My son and I also baked the multigrain snickerdoodles again. These cookies are so delicious — it’s a combo of the barley flour and the rolled oats, I think. They disappear from the cookie jar in record time. Sadly, I am having a lot of trouble finding barley flour! I originally purchased it from Whole Foods, and then I special ordered it when I went back and they didn’t have it any more. It was supposed to come in the next day. Two weeks later and I still haven’t gotten a call that it’s in. I popped by the store last week in case I missed the message and they haven’t gotten any. So if anyone knows of a reasonably priced place I can order barley flour, please let me know in the comments!
One thing I do differently with these now is using the small (teaspoon sized) cookie scoop. The recipe calls for dropping the dough by teaspoon full to form the cookies. We used to use a regular tableware teaspoon, and I never got the number of cookies stated in the recipe. With the scoop, I get way more cookies. Yes, the resulting cookies are smaller, and this did cause a little consternation from the family at first, but now that they’re used to the smaller size, there are no complaint. I like it because I’d rather have my son eat three small cookies than three of the monster sized cookies we made before, and he really doesn’t notice the difference.
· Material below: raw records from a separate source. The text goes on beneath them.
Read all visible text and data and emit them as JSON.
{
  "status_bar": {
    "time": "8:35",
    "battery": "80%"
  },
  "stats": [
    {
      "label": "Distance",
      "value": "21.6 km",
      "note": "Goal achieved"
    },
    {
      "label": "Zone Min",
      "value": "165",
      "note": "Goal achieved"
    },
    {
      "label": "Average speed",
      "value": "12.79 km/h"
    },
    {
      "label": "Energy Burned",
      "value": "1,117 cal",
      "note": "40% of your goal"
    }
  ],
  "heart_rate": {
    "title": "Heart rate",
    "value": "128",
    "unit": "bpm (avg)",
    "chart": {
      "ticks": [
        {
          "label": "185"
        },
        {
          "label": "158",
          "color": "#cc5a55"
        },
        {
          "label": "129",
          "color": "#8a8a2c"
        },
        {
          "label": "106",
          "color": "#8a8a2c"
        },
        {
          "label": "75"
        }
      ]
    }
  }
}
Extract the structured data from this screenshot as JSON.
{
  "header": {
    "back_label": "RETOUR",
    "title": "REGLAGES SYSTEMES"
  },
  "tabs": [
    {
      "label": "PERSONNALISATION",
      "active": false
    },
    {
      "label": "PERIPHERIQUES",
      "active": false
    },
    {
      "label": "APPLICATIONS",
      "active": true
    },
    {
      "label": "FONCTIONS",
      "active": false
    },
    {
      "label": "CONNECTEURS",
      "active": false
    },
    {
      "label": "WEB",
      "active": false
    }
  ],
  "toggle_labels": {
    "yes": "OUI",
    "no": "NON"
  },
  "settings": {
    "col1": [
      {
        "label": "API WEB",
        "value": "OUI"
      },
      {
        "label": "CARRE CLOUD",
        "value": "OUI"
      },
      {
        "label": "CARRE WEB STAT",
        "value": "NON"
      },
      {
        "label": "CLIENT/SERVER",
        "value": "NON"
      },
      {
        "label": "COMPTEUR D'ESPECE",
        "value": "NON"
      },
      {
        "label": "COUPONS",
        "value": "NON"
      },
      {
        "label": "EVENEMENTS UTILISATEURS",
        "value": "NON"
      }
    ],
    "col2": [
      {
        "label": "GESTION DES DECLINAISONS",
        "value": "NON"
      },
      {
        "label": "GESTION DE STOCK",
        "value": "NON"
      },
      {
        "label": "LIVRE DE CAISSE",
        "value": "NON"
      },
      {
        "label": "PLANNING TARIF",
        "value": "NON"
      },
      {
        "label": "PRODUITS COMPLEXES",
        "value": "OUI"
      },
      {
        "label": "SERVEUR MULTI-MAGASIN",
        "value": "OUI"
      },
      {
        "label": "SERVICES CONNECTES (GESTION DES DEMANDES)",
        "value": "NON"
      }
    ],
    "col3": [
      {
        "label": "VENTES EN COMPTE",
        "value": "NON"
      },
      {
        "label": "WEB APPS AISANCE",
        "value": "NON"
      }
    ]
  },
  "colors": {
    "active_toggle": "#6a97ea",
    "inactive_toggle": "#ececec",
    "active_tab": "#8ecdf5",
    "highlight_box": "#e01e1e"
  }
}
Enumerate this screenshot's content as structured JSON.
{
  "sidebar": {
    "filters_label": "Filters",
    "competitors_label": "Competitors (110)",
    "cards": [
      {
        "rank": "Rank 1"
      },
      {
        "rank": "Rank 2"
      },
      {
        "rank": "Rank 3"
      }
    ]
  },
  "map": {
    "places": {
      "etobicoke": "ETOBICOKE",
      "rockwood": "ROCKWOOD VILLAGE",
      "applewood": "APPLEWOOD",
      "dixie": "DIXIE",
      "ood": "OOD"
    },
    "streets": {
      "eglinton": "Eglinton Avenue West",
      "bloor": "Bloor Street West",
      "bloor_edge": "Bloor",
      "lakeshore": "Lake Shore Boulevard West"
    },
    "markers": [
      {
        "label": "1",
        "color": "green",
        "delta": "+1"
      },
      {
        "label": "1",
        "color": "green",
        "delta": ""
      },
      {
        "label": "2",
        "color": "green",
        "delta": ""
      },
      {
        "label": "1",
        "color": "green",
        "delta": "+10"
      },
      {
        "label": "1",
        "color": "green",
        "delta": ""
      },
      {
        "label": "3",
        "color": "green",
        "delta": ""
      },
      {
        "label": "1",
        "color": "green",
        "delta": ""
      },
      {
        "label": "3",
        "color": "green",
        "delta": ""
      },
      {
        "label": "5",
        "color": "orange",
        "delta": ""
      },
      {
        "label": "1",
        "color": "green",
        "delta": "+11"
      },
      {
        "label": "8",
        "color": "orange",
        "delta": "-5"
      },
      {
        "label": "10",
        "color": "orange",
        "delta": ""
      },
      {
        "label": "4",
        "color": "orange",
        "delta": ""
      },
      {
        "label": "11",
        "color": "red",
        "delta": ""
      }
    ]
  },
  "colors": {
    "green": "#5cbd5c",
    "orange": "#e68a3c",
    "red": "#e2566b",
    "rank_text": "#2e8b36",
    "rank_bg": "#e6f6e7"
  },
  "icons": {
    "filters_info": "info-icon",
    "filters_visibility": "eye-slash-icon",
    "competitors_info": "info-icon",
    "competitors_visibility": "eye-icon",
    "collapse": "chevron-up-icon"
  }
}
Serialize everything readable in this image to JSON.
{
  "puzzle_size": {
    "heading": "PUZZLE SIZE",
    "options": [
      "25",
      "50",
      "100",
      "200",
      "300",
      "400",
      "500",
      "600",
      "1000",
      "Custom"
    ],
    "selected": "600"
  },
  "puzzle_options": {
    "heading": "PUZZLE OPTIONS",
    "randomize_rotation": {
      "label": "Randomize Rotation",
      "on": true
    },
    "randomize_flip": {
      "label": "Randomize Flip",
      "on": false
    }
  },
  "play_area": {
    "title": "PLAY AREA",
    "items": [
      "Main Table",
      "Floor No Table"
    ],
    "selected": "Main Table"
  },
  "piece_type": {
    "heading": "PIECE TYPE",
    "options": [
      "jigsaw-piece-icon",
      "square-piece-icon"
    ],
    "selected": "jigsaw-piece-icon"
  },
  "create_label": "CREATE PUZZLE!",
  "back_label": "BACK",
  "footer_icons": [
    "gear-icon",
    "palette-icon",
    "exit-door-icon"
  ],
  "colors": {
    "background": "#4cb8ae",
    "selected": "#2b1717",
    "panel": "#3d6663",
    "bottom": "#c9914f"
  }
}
Win win! Also, I can eat one of the smaller sized cookies as a dessert — the larger ones were a bit too much after a meal. So I get to enjoy them too. My second little trick is filling up the cookie jar and then putting the remainder of the cookies that don’t fit into the freezer. That way I can stretch out a batch for more than a couple of days because the kids slow down when they see the cookie supply dwindling. Growing kids eat like locusts, don’t they? I know these aren’t as nutritious as the whole grain cookies, but I’m okay with that. They are meant to be an after-meal treat, and I like that I control all of the ingredients and there are no preservatives. At any rate, they are way better than processed, prepackaged desserts from the store!
Anyway, that’s the skinny on my recent baking adventures! I’m going to do a post soon about how I reorganized my new baking station, so bakers stay tuned for that. Let’s just say I went a little Pinterest crazy….